And today I grabbed a few minutes, while DS was pottering around kicking fallen figs down the road, to sort out the seed box (bagging seeds packets by planting month) and sewing some spinach, lamb’s lettuce, radishes and lettuces seeds in the conventional patch, which is now covered up with the netting to try and keep both the cats and birds off. I’m interested to see how these will grow alongside our straw-bale-grown veg, which we can plant in a few days, once the bales have been conditioned, which involves watering them daily and applying a high-nitrogen fertiliser every-other day.

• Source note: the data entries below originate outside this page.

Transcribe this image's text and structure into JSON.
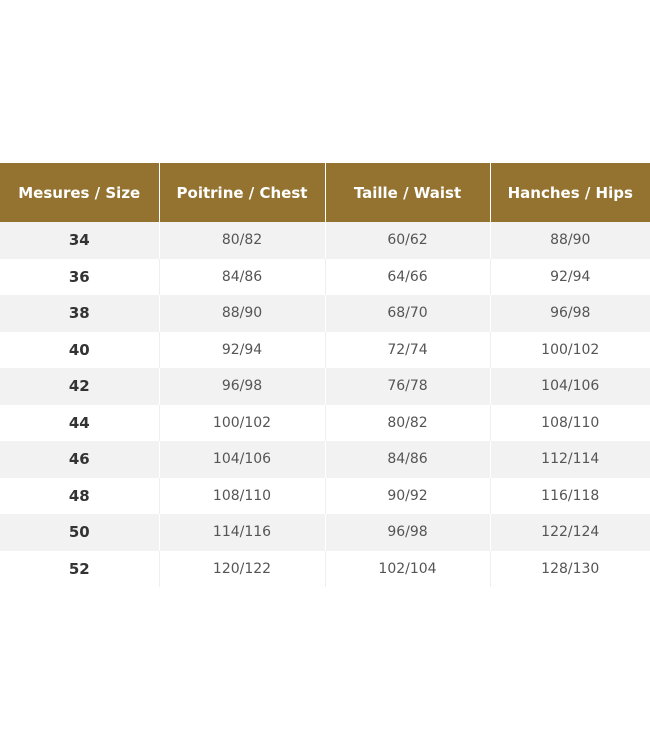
{
  "table": {
    "headers": [
      "Mesures / Size",
      "Poitrine / Chest",
      "Taille / Waist",
      "Hanches / Hips"
    ],
    "rows": [
      [
        "34",
        "80/82",
        "60/62",
        "88/90"
      ],
      [
        "36",
        "84/86",
        "64/66",
        "92/94"
      ],
      [
        "38",
        "88/90",
        "68/70",
        "96/98"
      ],
      [
        "40",
        "92/94",
        "72/74",
        "100/102"
      ],
      [
        "42",
        "96/98",
        "76/78",
        "104/106"
      ],
      [
        "44",
        "100/102",
        "80/82",
        "108/110"
      ],
      [
        "46",
        "104/106",
        "84/86",
        "112/114"
      ],
      [
        "48",
        "108/110",
        "90/92",
        "116/118"
      ],
      [
        "50",
        "114/116",
        "96/98",
        "122/124"
      ],
      [
        "52",
        "120/122",
        "102/104",
        "128/130"
      ]
    ]
  },
  "colors": {
    "header_bg": "#94722f",
    "header_text": "#ffffff",
    "stripe": "#f2f2f2"
  }
}
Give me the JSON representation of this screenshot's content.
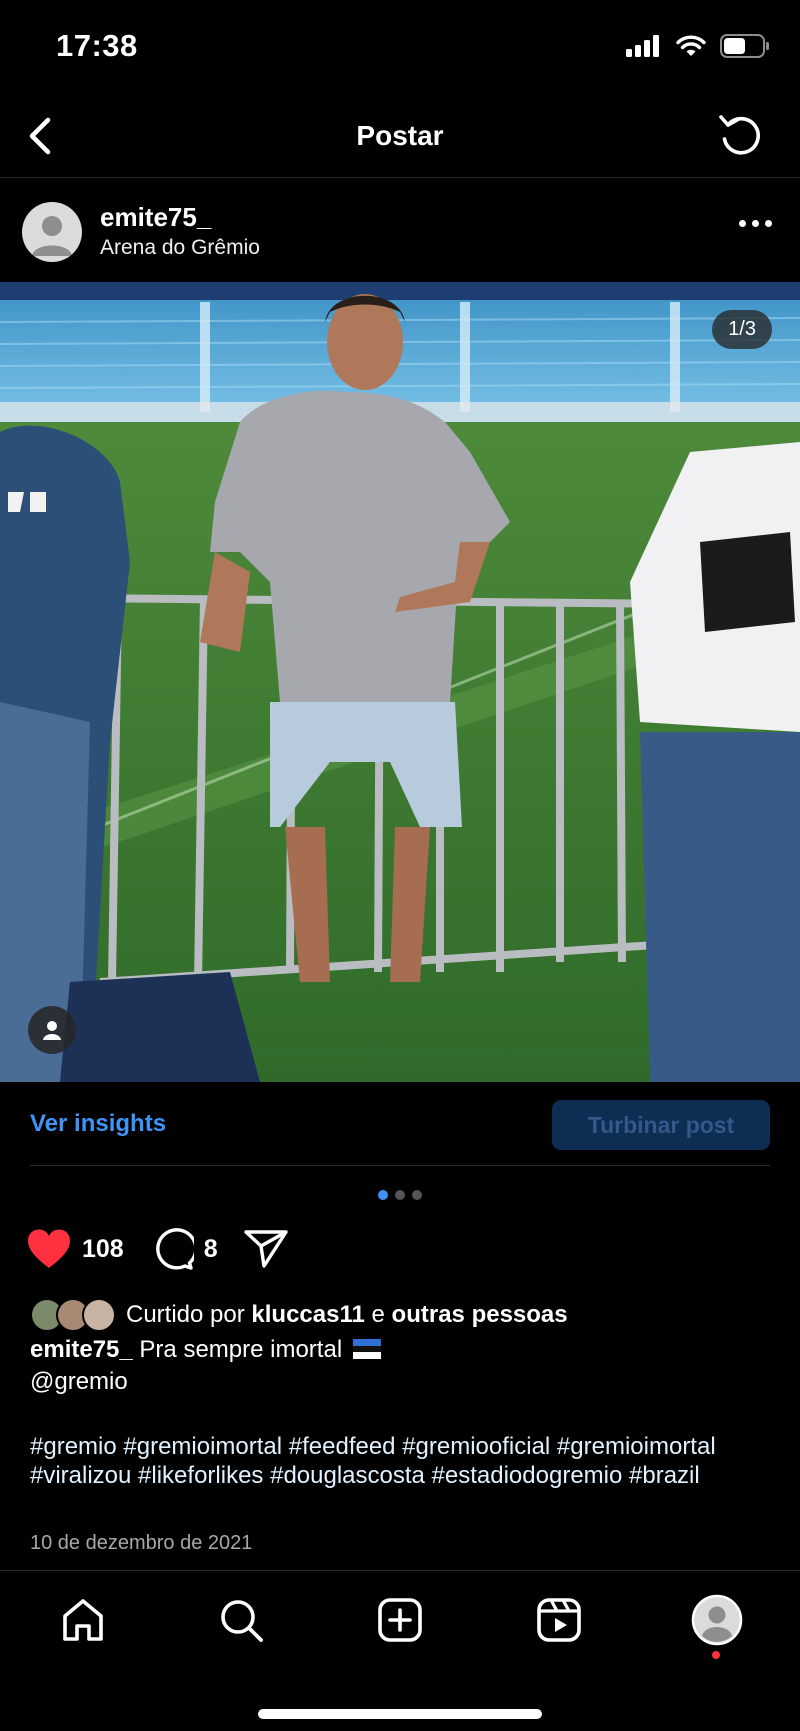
{
  "status_bar": {
    "time": "17:38",
    "icons": [
      "signal-icon",
      "wifi-icon",
      "battery-icon"
    ]
  },
  "nav": {
    "title": "Postar",
    "back_icon": "chevron-left-icon",
    "refresh_icon": "refresh-icon"
  },
  "post": {
    "username": "emite75_",
    "location": "Arena do Grêmio",
    "image_counter": "1/3",
    "carousel": {
      "current": 1,
      "total": 3
    },
    "insights_label": "Ver insights",
    "boost_label": "Turbinar post",
    "likes": "108",
    "comments": "8",
    "liked_by_prefix": "Curtido por",
    "liked_by_user": "kluccas11",
    "liked_by_joiner": "e",
    "liked_by_others": "outras pessoas",
    "caption_user": "emite75_",
    "caption_text": "Pra sempre imortal",
    "caption_mention": "@gremio",
    "hashtags": "#gremio #gremioimortal #feedfeed #gremiooficial #gremioimortal #viralizou #likeforlikes #douglascosta #estadiodogremio #brazil",
    "date": "10 de dezembro de 2021"
  },
  "colors": {
    "accent": "#3f93f5",
    "like": "#ff3040",
    "background": "#000000",
    "boost_bg": "#0e2d52"
  },
  "tabbar": {
    "items": [
      "home-icon",
      "search-icon",
      "create-icon",
      "reels-icon",
      "profile-icon"
    ]
  }
}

All good fun! All we need now are a few rainy days to break up the sunny ones and everything should grow nicely. What I really don’t need are any more days where the temperature is pushing 30, as that’s what did for my last crop of leafy veg, which we eat a lot of.

One thing we planned to do but didn’t get around to was sorting out the worm bin, which we’ve been happily chucking our waste into. They seem happy enough but James observed that it’s getting a bit soggy in there so we’ve decided to tip it all out and get the worms set up with some new bedding. That will also give us chance to find out whether our worm community has grown since we last freshened it up. If they’re happy they should have multiplied. If not, well, we’re obviously not doing so well at it and need to try harder. Lots to do!

Good Neighbours 

It’s a long weekend here in France, as with much of Europe (I think), made longer for the us by the fact that DD came back from school on Friday with suspected conjunctivitis (joy of joys) so we’ve been busying ourselves in the garden. Today we worked on our new compositing solution, which I plan to blog about once we’ve finished setting it up, and also caught up with our lovely neighbours Patrick and Claudine, who took us around their veggie patch and orchard and gave us some of the many lettuces they’ve started in their cold frame, as they’re now ready to plant out and they have loads of them. These are the sucrine variety, or Little Gem en anglais, apparently native to this part of the world and a really good grower in this climate.

They have a wonderful garden which they work hard at maintaining. They know what they’re doing and have been giving us some good advice with our little patch, which is more than welcome. While we’ve gardened before and grown veg the climate is very different. They’re keen for us to succeed, which is lovely, and happy to also share their produce as well as their knowledge! Rhubarb is one of my favourite fruits (edible plants, actually) so when Claudine showed me their well-established patch I was more than happy to take up her offer of a large bunch to take home.

Claudine and I were also able to clear up the main difference between jam and compote, so now I know (it’s do with the amount of sugar used and the length of time you plan to store it.) Her recommendation for rhubarb was very definitely rhubarb tart.

Now to find some sugar-free rhubarb recipes, which will be new territory as my preferred dishes are usually fairly sugar-dense, like stewed rhubarb crumble and custard. Can I find a passable rhubarb tart recipe that will be up to Claudine’s standards, I wonder?